SUPPLIED INFORMATION
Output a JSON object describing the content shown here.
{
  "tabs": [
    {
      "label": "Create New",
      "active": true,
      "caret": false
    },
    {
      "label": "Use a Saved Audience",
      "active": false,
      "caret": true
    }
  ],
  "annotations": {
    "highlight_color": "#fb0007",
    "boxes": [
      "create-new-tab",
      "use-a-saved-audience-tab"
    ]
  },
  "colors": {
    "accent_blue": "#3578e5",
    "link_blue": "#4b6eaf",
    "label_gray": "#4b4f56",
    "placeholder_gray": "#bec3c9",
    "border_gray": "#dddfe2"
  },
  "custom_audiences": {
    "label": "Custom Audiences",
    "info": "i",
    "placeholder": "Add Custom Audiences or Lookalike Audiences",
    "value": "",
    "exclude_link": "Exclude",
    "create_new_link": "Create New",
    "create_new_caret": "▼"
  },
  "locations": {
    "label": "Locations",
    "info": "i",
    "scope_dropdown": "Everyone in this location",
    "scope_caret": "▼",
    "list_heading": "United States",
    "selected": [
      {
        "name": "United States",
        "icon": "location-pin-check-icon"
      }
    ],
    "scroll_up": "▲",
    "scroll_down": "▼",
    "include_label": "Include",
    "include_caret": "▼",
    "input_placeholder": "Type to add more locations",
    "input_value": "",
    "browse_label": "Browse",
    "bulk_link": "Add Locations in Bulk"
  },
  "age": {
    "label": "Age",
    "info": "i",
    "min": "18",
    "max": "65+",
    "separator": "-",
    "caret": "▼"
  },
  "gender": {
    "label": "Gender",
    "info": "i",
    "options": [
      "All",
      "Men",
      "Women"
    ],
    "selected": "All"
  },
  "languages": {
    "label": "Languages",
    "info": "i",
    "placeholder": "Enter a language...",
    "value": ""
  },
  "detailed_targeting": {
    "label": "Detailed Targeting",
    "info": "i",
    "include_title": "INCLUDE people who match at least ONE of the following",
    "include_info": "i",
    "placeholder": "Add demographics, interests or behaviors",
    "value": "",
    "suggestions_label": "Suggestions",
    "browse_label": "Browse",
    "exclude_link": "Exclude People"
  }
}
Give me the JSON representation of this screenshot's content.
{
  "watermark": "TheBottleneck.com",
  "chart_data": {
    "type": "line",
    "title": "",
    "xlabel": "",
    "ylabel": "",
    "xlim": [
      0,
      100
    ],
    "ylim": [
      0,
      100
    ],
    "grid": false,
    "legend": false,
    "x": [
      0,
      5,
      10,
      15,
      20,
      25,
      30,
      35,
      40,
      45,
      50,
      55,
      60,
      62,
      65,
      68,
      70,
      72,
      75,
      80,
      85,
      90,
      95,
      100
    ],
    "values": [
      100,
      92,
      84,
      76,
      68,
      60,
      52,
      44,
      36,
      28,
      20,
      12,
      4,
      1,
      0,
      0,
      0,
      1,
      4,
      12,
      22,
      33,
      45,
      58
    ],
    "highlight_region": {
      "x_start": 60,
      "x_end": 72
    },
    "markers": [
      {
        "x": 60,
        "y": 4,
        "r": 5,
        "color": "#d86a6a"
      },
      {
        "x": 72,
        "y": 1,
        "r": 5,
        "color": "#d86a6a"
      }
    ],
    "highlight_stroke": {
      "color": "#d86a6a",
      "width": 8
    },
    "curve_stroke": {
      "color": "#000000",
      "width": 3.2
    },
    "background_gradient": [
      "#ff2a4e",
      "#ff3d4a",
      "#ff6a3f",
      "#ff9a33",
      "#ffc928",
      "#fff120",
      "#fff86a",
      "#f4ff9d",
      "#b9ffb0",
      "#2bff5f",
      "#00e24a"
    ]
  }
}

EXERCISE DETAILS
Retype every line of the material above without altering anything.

TASK ANSWER
Output a JSON object describing the content shown here.
{
  "tabs": [
    {
      "label": "Create New",
      "active": true,
      "caret": false
    },
    {
      "label": "Use a Saved Audience",
      "active": false,
      "caret": true
    }
  ],
  "annotations": {
    "highlight_color": "#fb0007",
    "boxes": [
      "create-new-tab",
      "use-a-saved-audience-tab"
    ]
  },
  "colors": {
    "accent_blue": "#3578e5",
    "link_blue": "#4b6eaf",
    "label_gray": "#4b4f56",
    "placeholder_gray": "#bec3c9",
    "border_gray": "#dddfe2"
  },
  "custom_audiences": {
    "label": "Custom Audiences",
    "info": "i",
    "placeholder": "Add Custom Audiences or Lookalike Audiences",
    "value": "",
    "exclude_link": "Exclude",
    "create_new_link": "Create New",
    "create_new_caret": "▼"
  },
  "locations": {
    "label": "Locations",
    "info": "i",
    "scope_dropdown": "Everyone in this location",
    "scope_caret": "▼",
    "list_heading": "United States",
    "selected": [
      {
        "name": "United States",
        "icon": "location-pin-check-icon"
      }
    ],
    "scroll_up": "▲",
    "scroll_down": "▼",
    "include_label": "Include",
    "include_caret": "▼",
    "input_placeholder": "Type to add more locations",
    "input_value": "",
    "browse_label": "Browse",
    "bulk_link": "Add Locations in Bulk"
  },
  "age": {
    "label": "Age",
    "info": "i",
    "min": "18",
    "max": "65+",
    "separator": "-",
    "caret": "▼"
  },
  "gender": {
    "label": "Gender",
    "info": "i",
    "options": [
      "All",
      "Men",
      "Women"
    ],
    "selected": "All"
  },
  "languages": {
    "label": "Languages",
    "info": "i",
    "placeholder": "Enter a language...",
    "value": ""
  },
  "detailed_targeting": {
    "label": "Detailed Targeting",
    "info": "i",
    "include_title": "INCLUDE people who match at least ONE of the following",
    "include_info": "i",
    "placeholder": "Add demographics, interests or behaviors",
    "value": "",
    "suggestions_label": "Suggestions",
    "browse_label": "Browse",
    "exclude_link": "Exclude People"
  }
}
Give me the JSON representation of this screenshot's content.
{
  "watermark": "TheBottleneck.com",
  "chart_data": {
    "type": "line",
    "title": "",
    "xlabel": "",
    "ylabel": "",
    "xlim": [
      0,
      100
    ],
    "ylim": [
      0,
      100
    ],
    "grid": false,
    "legend": false,
    "x": [
      0,
      5,
      10,
      15,
      20,
      25,
      30,
      35,
      40,
      45,
      50,
      55,
      60,
      62,
      65,
      68,
      70,
      72,
      75,
      80,
      85,
      90,
      95,
      100
    ],
    "values": [
      100,
      92,
      84,
      76,
      68,
      60,
      52,
      44,
      36,
      28,
      20,
      12,
      4,
      1,
      0,
      0,
      0,
      1,
      4,
      12,
      22,
      33,
      45,
      58
    ],
    "highlight_region": {
      "x_start": 60,
      "x_end": 72
    },
    "markers": [
      {
        "x": 60,
        "y": 4,
        "r": 5,
        "color": "#d86a6a"
      },
      {
        "x": 72,
        "y": 1,
        "r": 5,
        "color": "#d86a6a"
      }
    ],
    "highlight_stroke": {
      "color": "#d86a6a",
      "width": 8
    },
    "curve_stroke": {
      "color": "#000000",
      "width": 3.2
    },
    "background_gradient": [
      "#ff2a4e",
      "#ff3d4a",
      "#ff6a3f",
      "#ff9a33",
      "#ffc928",
      "#fff120",
      "#fff86a",
      "#f4ff9d",
      "#b9ffb0",
      "#2bff5f",
      "#00e24a"
    ]
  }
}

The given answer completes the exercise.